TASK STATEMENT: Please retype the listing below without a single change.
--- START ---
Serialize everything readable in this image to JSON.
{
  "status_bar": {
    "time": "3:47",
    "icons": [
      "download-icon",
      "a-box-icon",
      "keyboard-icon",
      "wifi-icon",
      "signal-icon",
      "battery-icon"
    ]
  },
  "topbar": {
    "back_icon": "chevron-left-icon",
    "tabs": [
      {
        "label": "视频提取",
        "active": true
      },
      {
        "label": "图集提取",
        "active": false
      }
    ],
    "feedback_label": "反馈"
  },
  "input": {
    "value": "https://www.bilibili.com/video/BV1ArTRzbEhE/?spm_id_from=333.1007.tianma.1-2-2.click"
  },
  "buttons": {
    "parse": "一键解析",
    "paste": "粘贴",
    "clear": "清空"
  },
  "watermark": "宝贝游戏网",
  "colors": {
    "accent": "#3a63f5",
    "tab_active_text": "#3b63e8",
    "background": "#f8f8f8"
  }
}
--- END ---
SOLUTION TO THIS TASK:
Serialize everything readable in this image to JSON.
{
  "status_bar": {
    "time": "3:47",
    "icons": [
      "download-icon",
      "a-box-icon",
      "keyboard-icon",
      "wifi-icon",
      "signal-icon",
      "battery-icon"
    ]
  },
  "topbar": {
    "back_icon": "chevron-left-icon",
    "tabs": [
      {
        "label": "视频提取",
        "active": true
      },
      {
        "label": "图集提取",
        "active": false
      }
    ],
    "feedback_label": "反馈"
  },
  "input": {
    "value": "https://www.bilibili.com/video/BV1ArTRzbEhE/?spm_id_from=333.1007.tianma.1-2-2.click"
  },
  "buttons": {
    "parse": "一键解析",
    "paste": "粘贴",
    "clear": "清空"
  },
  "watermark": "宝贝游戏网",
  "colors": {
    "accent": "#3a63f5",
    "tab_active_text": "#3b63e8",
    "background": "#f8f8f8"
  }
}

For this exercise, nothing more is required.